::: EXERCISE MATERIAL :::

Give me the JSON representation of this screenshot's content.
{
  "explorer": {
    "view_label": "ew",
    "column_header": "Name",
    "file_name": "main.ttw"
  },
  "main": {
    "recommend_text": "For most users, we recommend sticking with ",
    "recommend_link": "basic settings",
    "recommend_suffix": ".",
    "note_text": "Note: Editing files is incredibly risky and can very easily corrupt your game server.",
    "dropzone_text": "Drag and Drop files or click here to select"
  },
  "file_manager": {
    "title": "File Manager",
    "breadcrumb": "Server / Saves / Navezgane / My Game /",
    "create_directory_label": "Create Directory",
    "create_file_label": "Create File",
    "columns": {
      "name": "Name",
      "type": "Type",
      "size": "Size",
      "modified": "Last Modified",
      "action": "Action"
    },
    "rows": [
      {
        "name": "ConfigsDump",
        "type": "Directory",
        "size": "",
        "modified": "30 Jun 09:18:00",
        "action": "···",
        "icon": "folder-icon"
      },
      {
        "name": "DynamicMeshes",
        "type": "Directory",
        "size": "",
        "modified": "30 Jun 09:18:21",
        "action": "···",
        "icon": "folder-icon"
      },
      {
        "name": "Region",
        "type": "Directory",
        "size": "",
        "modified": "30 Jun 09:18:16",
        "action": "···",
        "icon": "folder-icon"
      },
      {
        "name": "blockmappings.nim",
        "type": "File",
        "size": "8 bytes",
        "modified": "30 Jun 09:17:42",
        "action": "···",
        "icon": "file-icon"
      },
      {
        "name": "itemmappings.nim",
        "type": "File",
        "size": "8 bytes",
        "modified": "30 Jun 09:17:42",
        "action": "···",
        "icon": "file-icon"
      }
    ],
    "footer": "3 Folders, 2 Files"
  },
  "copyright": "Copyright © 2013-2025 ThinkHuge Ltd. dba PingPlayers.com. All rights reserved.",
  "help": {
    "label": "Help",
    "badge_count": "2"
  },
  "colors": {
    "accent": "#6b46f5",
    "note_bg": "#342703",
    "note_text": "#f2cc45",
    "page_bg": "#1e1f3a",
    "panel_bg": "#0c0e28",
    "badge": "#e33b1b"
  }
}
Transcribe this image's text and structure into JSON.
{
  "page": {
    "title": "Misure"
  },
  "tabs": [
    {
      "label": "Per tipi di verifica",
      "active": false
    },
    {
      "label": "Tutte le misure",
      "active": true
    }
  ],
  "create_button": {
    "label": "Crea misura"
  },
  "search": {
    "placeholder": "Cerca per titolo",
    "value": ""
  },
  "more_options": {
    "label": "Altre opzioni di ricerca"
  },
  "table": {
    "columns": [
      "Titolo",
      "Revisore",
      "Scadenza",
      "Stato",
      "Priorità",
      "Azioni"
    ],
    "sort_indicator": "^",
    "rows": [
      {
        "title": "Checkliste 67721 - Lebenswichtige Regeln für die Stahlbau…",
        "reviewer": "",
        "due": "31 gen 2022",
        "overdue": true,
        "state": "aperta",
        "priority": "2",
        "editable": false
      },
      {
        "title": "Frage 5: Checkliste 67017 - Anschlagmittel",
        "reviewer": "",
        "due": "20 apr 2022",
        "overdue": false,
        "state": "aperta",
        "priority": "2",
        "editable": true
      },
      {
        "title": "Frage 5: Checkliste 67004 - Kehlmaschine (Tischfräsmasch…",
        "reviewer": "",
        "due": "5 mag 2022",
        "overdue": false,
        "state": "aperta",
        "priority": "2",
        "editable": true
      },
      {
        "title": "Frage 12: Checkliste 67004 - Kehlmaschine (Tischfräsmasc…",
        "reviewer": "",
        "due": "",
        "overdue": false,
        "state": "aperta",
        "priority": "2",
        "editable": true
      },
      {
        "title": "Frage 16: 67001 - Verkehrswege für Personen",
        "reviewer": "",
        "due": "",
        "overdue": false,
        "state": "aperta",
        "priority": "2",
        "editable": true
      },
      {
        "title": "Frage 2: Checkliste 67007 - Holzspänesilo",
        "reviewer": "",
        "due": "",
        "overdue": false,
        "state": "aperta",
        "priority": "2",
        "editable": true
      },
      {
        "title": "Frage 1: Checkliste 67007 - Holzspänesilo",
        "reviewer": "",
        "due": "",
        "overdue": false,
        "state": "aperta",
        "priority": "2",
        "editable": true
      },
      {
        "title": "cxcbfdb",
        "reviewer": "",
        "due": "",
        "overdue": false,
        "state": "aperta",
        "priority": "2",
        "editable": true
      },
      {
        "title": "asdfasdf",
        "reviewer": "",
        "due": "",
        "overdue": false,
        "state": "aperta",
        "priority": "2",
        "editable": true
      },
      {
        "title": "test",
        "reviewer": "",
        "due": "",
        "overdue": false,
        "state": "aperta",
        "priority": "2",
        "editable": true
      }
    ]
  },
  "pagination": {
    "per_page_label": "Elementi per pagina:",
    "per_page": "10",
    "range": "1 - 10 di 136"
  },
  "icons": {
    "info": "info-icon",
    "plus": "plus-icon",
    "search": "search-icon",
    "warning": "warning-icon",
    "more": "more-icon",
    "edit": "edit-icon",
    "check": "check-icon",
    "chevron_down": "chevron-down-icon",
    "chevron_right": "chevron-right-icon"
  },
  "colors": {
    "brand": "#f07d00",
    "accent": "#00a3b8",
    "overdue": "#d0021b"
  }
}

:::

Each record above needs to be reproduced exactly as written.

RESULT BELOW
Give me the JSON representation of this screenshot's content.
{
  "explorer": {
    "view_label": "ew",
    "column_header": "Name",
    "file_name": "main.ttw"
  },
  "main": {
    "recommend_text": "For most users, we recommend sticking with ",
    "recommend_link": "basic settings",
    "recommend_suffix": ".",
    "note_text": "Note: Editing files is incredibly risky and can very easily corrupt your game server.",
    "dropzone_text": "Drag and Drop files or click here to select"
  },
  "file_manager": {
    "title": "File Manager",
    "breadcrumb": "Server / Saves / Navezgane / My Game /",
    "create_directory_label": "Create Directory",
    "create_file_label": "Create File",
    "columns": {
      "name": "Name",
      "type": "Type",
      "size": "Size",
      "modified": "Last Modified",
      "action": "Action"
    },
    "rows": [
      {
        "name": "ConfigsDump",
        "type": "Directory",
        "size": "",
        "modified": "30 Jun 09:18:00",
        "action": "···",
        "icon": "folder-icon"
      },
      {
        "name": "DynamicMeshes",
        "type": "Directory",
        "size": "",
        "modified": "30 Jun 09:18:21",
        "action": "···",
        "icon": "folder-icon"
      },
      {
        "name": "Region",
        "type": "Directory",
        "size": "",
        "modified": "30 Jun 09:18:16",
        "action": "···",
        "icon": "folder-icon"
      },
      {
        "name": "blockmappings.nim",
        "type": "File",
        "size": "8 bytes",
        "modified": "30 Jun 09:17:42",
        "action": "···",
        "icon": "file-icon"
      },
      {
        "name": "itemmappings.nim",
        "type": "File",
        "size": "8 bytes",
        "modified": "30 Jun 09:17:42",
        "action": "···",
        "icon": "file-icon"
      }
    ],
    "footer": "3 Folders, 2 Files"
  },
  "copyright": "Copyright © 2013-2025 ThinkHuge Ltd. dba PingPlayers.com. All rights reserved.",
  "help": {
    "label": "Help",
    "badge_count": "2"
  },
  "colors": {
    "accent": "#6b46f5",
    "note_bg": "#342703",
    "note_text": "#f2cc45",
    "page_bg": "#1e1f3a",
    "panel_bg": "#0c0e28",
    "badge": "#e33b1b"
  }
}
Transcribe this image's text and structure into JSON.
{
  "page": {
    "title": "Misure"
  },
  "tabs": [
    {
      "label": "Per tipi di verifica",
      "active": false
    },
    {
      "label": "Tutte le misure",
      "active": true
    }
  ],
  "create_button": {
    "label": "Crea misura"
  },
  "search": {
    "placeholder": "Cerca per titolo",
    "value": ""
  },
  "more_options": {
    "label": "Altre opzioni di ricerca"
  },
  "table": {
    "columns": [
      "Titolo",
      "Revisore",
      "Scadenza",
      "Stato",
      "Priorità",
      "Azioni"
    ],
    "sort_indicator": "^",
    "rows": [
      {
        "title": "Checkliste 67721 - Lebenswichtige Regeln für die Stahlbau…",
        "reviewer": "",
        "due": "31 gen 2022",
        "overdue": true,
        "state": "aperta",
        "priority": "2",
        "editable": false
      },
      {
        "title": "Frage 5: Checkliste 67017 - Anschlagmittel",
        "reviewer": "",
        "due": "20 apr 2022",
        "overdue": false,
        "state": "aperta",
        "priority": "2",
        "editable": true
      },
      {
        "title": "Frage 5: Checkliste 67004 - Kehlmaschine (Tischfräsmasch…",
        "reviewer": "",
        "due": "5 mag 2022",
        "overdue": false,
        "state": "aperta",
        "priority": "2",
        "editable": true
      },
      {
        "title": "Frage 12: Checkliste 67004 - Kehlmaschine (Tischfräsmasc…",
        "reviewer": "",
        "due": "",
        "overdue": false,
        "state": "aperta",
        "priority": "2",
        "editable": true
      },
      {
        "title": "Frage 16: 67001 - Verkehrswege für Personen",
        "reviewer": "",
        "due": "",
        "overdue": false,
        "state": "aperta",
        "priority": "2",
        "editable": true
      },
      {
        "title": "Frage 2: Checkliste 67007 - Holzspänesilo",
        "reviewer": "",
        "due": "",
        "overdue": false,
        "state": "aperta",
        "priority": "2",
        "editable": true
      },
      {
        "title": "Frage 1: Checkliste 67007 - Holzspänesilo",
        "reviewer": "",
        "due": "",
        "overdue": false,
        "state": "aperta",
        "priority": "2",
        "editable": true
      },
      {
        "title": "cxcbfdb",
        "reviewer": "",
        "due": "",
        "overdue": false,
        "state": "aperta",
        "priority": "2",
        "editable": true
      },
      {
        "title": "asdfasdf",
        "reviewer": "",
        "due": "",
        "overdue": false,
        "state": "aperta",
        "priority": "2",
        "editable": true
      },
      {
        "title": "test",
        "reviewer": "",
        "due": "",
        "overdue": false,
        "state": "aperta",
        "priority": "2",
        "editable": true
      }
    ]
  },
  "pagination": {
    "per_page_label": "Elementi per pagina:",
    "per_page": "10",
    "range": "1 - 10 di 136"
  },
  "icons": {
    "info": "info-icon",
    "plus": "plus-icon",
    "search": "search-icon",
    "warning": "warning-icon",
    "more": "more-icon",
    "edit": "edit-icon",
    "check": "check-icon",
    "chevron_down": "chevron-down-icon",
    "chevron_right": "chevron-right-icon"
  },
  "colors": {
    "brand": "#f07d00",
    "accent": "#00a3b8",
    "overdue": "#d0021b"
  }
}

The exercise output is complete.